It depends on what the 6 cells are, but the battery voltage is just 6 times the cell voltage. In a car battery (lead-acid cells) - 12V In a dry-battery (zinc-carbon cells) - 9V
they are 3 feet
The marker lights and brake lights run on two different circuits, and usually light up two different filaments on the bulb. If both tail lights are out, either a fuse is blown, a wire is compromised, or both marker light filaments on the bulbs are broken.
women size 8
beyonce is a size 8
If you have recently purchased light bulbs for your light, it is probably because you have bought the wrong voltage bulb.

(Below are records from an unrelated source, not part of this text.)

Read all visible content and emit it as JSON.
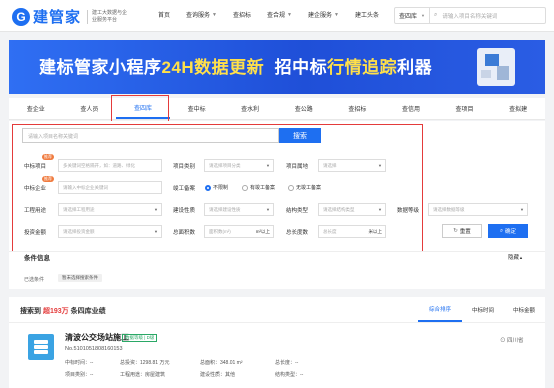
{
  "header": {
    "logo_mark": "G",
    "logo_text": "建管家",
    "logo_tagline": "建工大数据与企业服务平台",
    "nav": [
      {
        "label": "首页",
        "caret": false
      },
      {
        "label": "查询服务",
        "caret": true
      },
      {
        "label": "查招标",
        "caret": false
      },
      {
        "label": "查合规",
        "caret": true
      },
      {
        "label": "建企服务",
        "caret": true
      },
      {
        "label": "建工头条",
        "caret": false
      }
    ],
    "search_scope": "查四库",
    "search_placeholder": "请输入项目名称关键词"
  },
  "banner": {
    "part1": "建标管家小程序",
    "part2": "24H数据更新",
    "part3": "招中标",
    "part4": "行情追踪",
    "part5": "利器"
  },
  "tabs": [
    "查企业",
    "查人员",
    "查四库",
    "查中标",
    "查水利",
    "查公路",
    "查招标",
    "查信用",
    "查项目",
    "查拟建"
  ],
  "filters": {
    "keyword_placeholder": "请输入项目名称关键词",
    "search_button": "搜索",
    "hot_badge": "推荐",
    "bid_project_label": "中标项目",
    "bid_project_placeholder": "多关键词空格隔开，如：道路、绿化",
    "project_category_label": "项目类别",
    "project_category_placeholder": "请选择项目分类",
    "project_location_label": "项目属地",
    "project_location_placeholder": "请选择",
    "bid_company_label": "中标企业",
    "bid_company_placeholder": "请输入中标企业关键词",
    "construction_plan_label": "竣工备案",
    "radio_unlimited": "不限制",
    "radio_has": "有竣工备案",
    "radio_none": "无竣工备案",
    "engineering_use_label": "工程用途",
    "engineering_use_placeholder": "请选择工程用途",
    "construction_nature_label": "建设性质",
    "construction_nature_placeholder": "请选择建设性质",
    "structure_type_label": "结构类型",
    "structure_type_placeholder": "请选择结构类型",
    "data_level_label": "数据等级",
    "data_level_placeholder": "请选择数据等级",
    "investment_label": "投资金额",
    "investment_placeholder": "请选择投资金额",
    "total_area_label": "总面积数",
    "total_area_placeholder": "面积数(m²)",
    "total_area_unit": "m²以上",
    "total_length_label": "总长度数",
    "total_length_placeholder": "总长度",
    "total_length_unit": "米以上",
    "reset_button": "重置",
    "confirm_button": "确定"
  },
  "conditions": {
    "title": "条件信息",
    "hide_label": "隐藏",
    "selected_label": "已选条件",
    "selected_tag": "暂未选择搜索条件"
  },
  "results": {
    "prefix": "搜索到",
    "count": "超193万",
    "suffix": "条四库业绩",
    "sort_tabs": [
      "综合排序",
      "中标时间",
      "中标金额"
    ]
  },
  "card": {
    "title": "清波公交场站施工",
    "badge": "数据等级 | D级",
    "location": "四川省",
    "number": "No.5101051808160153",
    "bid_time": "中标时间：--",
    "investment": "总投资：1298.81 万元",
    "area": "总面积：348.01 m²",
    "length": "总长度：--",
    "category": "项目类别：--",
    "use": "工程用途：房屋建筑",
    "nature": "建设性质：其他",
    "structure": "结构类型：--"
  }
}
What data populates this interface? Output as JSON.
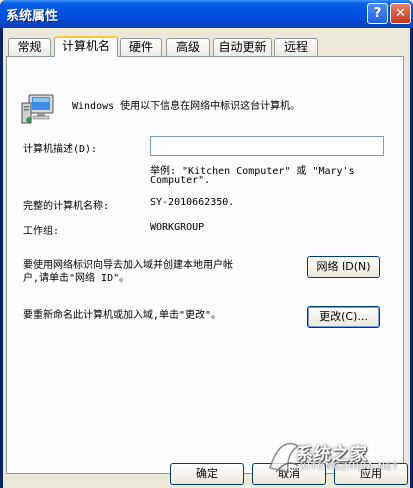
{
  "window": {
    "title": "系统属性"
  },
  "titlebar_buttons": {
    "help": "?",
    "close": "✕"
  },
  "tabs": [
    {
      "label": "常规"
    },
    {
      "label": "计算机名"
    },
    {
      "label": "硬件"
    },
    {
      "label": "高级"
    },
    {
      "label": "自动更新"
    },
    {
      "label": "远程"
    }
  ],
  "panel": {
    "intro": "Windows 使用以下信息在网络中标识这台计算机。",
    "description_label": "计算机描述(D):",
    "description_value": "",
    "example_line1": "举例: \"Kitchen Computer\" 或 \"Mary's",
    "example_line2": "Computer\".",
    "full_name_label": "完整的计算机名称:",
    "full_name_value": "SY-2010662350.",
    "workgroup_label": "工作组:",
    "workgroup_value": "WORKGROUP",
    "network_text_line1": "要使用网络标识向导去加入域并创建本地用户帐",
    "network_text_line2": "户,请单击\"网络 ID\"。",
    "network_button": "网络 ID(N)",
    "rename_text": "要重新命名此计算机或加入域,单击\"更改\"。",
    "change_button": "更改(C)..."
  },
  "footer": {
    "ok": "确定",
    "cancel": "取消",
    "apply": "应用"
  },
  "watermark": {
    "text": "系统之家",
    "url": "XITONGZHIJIA.NET"
  }
}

There are several different types of MagLites and each one must match the voltage of the batteries to the voltage of the bulb. For example: If you bought a 3v bulb (2-cell) and put it in a 4-C Maglite, you'll blow the bulb (4 batteries x 1.5v = 6v total) There are two types of brand-name bulbs for incandescent (non-LED) Maglites. The original OEM bulb was a Krypton bulb and the newer, brighter bulbs are Xenon. They are available for all two through six cell C and D size Maglite flashlights. Krypton bulbs LWSA201 - 2-Cell Krypton LWSA301 - 3-Cell Krypton LWSA401 - 4-Cell Krypton LWSA501 - 5-Cell Krypton LWSA601 - 6-Cell Krypton Xenon bulbs LMSA201 - 2-Cell Xenon LMSA301 - 3-Cell Xenon LMSA401 - 4-Cell Xenon LMSA501 - 5-Cell Xenon LMSA601 - 6-Cell Xenon See the "Related Links" for examples of each
Well since this is a hypothesize question my hypothesize is: "If I place that light bulb it wont stay lit
The cell is 1/3 of a millimeter.
there are three reasons that cause the flashlight non 1. battery is out of power 2. the tmeperature of bulb is too height to cause short circuit 3. soaking
DL button cell 3 volts size of a quarter
The components of a circuit are:- 1: A battery or cell 2: A switch 3: A bulb 4: A wire
first turn on your cell phone then press and hold down number 0 to 3 - 4 seconds
The energy transformations that I would mention are as follows:Chemical Potential Energy --> Electrical Energy (In Battery)Electrical Energy --> Light Energy (In Bulb)Electrical Energy --> Heat Energy (In Bulb)Transformations 2 and 3 happen at the same time, because 3 is a side-effect of the intended transformation 2. I can't think of any other transformations, unless you wanted to consider the process of making the battery, or take the example of an unconventional flashlight.
Very little difference. A flashlight generally only has one bulb whereas a car has many bulbs in around 3 different colours. Weighing up the pros and cons of each needs to be taken on merit - i.e. it's slightly easier to check the plumbing under a kitchen sink using a flashlight (trying to use a car can sometimes cause unnecessary damage) however a flashlight can't always pick out pedestrians on a busy road when travelling at 70 mph. Hope this helps!
you have to need IC 3 ,bulb
3 volt bulb gives the biggest resistance